*REQUIRED ACTION*.
Going through the listing below, tally the lines that contain the word "subtitle" and give only that figure.
··· RECORD SET
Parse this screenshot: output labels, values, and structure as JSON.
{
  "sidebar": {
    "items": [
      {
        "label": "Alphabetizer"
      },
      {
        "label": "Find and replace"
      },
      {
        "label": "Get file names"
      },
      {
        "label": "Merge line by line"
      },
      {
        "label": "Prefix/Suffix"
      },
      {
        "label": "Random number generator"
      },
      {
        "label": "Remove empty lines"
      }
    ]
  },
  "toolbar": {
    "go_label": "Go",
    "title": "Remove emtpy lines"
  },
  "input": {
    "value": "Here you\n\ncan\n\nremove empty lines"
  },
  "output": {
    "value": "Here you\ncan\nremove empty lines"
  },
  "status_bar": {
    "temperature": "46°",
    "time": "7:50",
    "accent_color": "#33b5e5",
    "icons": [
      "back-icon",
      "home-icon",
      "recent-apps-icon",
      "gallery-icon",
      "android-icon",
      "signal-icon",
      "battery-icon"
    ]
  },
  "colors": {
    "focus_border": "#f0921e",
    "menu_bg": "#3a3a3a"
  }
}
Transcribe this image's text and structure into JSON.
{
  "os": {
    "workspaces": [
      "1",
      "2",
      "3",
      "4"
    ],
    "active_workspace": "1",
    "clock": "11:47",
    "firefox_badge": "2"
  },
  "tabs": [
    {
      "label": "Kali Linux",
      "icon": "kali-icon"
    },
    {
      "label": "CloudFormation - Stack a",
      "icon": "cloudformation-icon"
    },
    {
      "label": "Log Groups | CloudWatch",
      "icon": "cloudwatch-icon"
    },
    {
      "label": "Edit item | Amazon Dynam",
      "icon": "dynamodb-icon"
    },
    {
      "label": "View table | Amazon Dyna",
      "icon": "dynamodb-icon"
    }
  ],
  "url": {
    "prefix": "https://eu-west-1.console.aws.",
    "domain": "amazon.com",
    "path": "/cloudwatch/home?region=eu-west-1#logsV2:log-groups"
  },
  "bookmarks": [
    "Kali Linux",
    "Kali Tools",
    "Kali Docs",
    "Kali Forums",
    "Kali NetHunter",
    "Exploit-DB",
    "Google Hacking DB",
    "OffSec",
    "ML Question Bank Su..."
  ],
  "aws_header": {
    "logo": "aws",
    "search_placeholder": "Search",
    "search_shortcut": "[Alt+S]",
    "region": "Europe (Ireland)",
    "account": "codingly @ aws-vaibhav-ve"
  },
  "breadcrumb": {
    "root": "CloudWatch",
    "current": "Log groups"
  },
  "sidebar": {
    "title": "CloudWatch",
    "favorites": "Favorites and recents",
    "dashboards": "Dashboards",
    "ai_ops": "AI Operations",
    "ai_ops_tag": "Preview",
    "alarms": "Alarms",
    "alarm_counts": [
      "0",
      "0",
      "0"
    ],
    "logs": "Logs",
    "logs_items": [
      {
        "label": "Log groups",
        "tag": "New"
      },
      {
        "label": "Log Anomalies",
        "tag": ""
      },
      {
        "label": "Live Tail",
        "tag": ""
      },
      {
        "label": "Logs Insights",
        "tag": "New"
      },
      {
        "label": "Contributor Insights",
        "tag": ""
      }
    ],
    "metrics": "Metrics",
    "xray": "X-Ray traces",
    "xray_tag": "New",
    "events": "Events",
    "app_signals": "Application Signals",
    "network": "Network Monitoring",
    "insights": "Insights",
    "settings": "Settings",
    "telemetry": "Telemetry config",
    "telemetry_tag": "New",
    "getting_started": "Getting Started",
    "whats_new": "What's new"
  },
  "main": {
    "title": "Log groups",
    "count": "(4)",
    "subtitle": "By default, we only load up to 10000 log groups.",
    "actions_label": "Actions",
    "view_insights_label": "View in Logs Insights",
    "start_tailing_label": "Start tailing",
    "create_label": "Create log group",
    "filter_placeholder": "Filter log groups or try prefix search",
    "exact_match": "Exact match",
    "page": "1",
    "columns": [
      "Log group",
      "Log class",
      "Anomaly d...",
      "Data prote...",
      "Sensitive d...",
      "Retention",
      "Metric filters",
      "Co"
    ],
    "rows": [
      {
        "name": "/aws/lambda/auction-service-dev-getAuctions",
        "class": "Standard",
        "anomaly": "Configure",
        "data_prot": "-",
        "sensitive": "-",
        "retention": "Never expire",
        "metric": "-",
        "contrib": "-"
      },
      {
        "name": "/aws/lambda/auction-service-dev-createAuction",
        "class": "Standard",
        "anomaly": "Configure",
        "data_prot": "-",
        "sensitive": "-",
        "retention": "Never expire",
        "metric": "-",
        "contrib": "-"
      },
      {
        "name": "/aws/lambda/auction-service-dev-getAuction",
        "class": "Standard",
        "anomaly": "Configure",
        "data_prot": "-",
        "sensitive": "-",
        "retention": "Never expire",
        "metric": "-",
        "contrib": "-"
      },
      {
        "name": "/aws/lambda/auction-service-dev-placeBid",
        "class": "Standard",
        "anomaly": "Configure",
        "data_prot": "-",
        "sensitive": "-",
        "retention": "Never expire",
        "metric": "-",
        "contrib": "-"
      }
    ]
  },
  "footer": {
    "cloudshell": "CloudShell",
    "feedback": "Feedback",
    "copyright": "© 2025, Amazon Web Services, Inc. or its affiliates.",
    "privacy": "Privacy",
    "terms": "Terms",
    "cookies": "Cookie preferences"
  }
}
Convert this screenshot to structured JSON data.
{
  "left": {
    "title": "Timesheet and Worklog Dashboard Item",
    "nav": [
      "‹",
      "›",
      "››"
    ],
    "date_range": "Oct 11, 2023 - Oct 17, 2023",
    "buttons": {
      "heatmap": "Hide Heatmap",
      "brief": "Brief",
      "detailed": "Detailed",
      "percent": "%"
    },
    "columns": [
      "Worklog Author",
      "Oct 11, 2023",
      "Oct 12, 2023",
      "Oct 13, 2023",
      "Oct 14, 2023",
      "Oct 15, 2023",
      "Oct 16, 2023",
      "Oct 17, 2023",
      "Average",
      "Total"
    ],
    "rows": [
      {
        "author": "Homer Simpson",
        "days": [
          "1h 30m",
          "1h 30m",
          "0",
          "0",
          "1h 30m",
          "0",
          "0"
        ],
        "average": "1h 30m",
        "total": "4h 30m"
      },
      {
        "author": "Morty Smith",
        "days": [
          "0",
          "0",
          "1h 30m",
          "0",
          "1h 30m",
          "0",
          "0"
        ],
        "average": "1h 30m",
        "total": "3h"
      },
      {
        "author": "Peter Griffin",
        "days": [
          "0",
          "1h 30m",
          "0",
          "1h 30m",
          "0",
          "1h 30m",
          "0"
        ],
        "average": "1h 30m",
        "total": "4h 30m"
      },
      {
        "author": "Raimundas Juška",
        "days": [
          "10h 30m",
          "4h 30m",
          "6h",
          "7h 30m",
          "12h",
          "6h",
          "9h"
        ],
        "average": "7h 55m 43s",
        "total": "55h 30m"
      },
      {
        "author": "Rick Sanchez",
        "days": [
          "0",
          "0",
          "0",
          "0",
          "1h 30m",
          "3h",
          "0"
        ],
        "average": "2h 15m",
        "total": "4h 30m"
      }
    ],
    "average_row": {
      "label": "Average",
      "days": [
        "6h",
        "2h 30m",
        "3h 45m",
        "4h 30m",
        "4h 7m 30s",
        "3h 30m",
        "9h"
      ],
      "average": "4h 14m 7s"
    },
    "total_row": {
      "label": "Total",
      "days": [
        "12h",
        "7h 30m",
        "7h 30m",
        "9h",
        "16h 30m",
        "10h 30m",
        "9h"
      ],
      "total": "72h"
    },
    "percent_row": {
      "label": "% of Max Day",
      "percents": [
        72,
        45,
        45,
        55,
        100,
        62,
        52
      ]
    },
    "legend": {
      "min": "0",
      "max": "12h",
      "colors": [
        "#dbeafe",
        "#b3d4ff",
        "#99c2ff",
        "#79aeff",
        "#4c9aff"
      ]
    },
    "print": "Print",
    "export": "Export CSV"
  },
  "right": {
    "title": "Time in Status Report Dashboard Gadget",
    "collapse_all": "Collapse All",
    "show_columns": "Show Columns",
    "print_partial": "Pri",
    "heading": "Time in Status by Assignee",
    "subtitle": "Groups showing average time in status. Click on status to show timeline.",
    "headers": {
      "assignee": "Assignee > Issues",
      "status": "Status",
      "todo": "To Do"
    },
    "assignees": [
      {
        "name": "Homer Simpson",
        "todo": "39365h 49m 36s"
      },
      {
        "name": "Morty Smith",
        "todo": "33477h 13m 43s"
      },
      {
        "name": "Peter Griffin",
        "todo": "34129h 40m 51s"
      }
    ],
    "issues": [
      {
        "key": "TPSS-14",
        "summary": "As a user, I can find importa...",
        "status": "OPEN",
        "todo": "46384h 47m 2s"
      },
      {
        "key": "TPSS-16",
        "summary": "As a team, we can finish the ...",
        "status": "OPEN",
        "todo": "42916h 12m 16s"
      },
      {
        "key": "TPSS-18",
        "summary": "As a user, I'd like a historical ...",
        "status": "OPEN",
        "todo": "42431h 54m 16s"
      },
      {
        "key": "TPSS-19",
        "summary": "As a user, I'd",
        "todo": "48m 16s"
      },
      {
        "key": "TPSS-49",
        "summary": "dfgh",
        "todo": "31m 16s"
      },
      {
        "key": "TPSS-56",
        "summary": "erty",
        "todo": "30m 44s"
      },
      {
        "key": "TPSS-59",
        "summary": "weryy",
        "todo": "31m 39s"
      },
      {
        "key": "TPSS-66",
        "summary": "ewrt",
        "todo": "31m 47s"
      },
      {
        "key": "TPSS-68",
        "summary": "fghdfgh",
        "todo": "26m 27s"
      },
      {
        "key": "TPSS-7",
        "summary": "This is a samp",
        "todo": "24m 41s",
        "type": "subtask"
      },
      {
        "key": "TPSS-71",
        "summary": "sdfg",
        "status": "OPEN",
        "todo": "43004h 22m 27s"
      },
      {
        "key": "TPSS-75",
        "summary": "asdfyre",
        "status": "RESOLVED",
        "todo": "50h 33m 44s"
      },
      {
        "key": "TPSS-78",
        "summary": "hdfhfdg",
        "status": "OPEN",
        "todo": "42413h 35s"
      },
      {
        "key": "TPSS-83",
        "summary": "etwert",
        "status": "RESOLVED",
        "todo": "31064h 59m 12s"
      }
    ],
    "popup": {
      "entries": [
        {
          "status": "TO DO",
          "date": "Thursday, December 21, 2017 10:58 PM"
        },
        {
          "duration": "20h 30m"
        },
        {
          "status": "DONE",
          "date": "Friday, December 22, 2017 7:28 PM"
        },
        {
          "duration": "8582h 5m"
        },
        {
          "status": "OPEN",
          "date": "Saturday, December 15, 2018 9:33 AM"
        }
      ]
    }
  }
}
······
*EXERCISE SOLUTION*.
2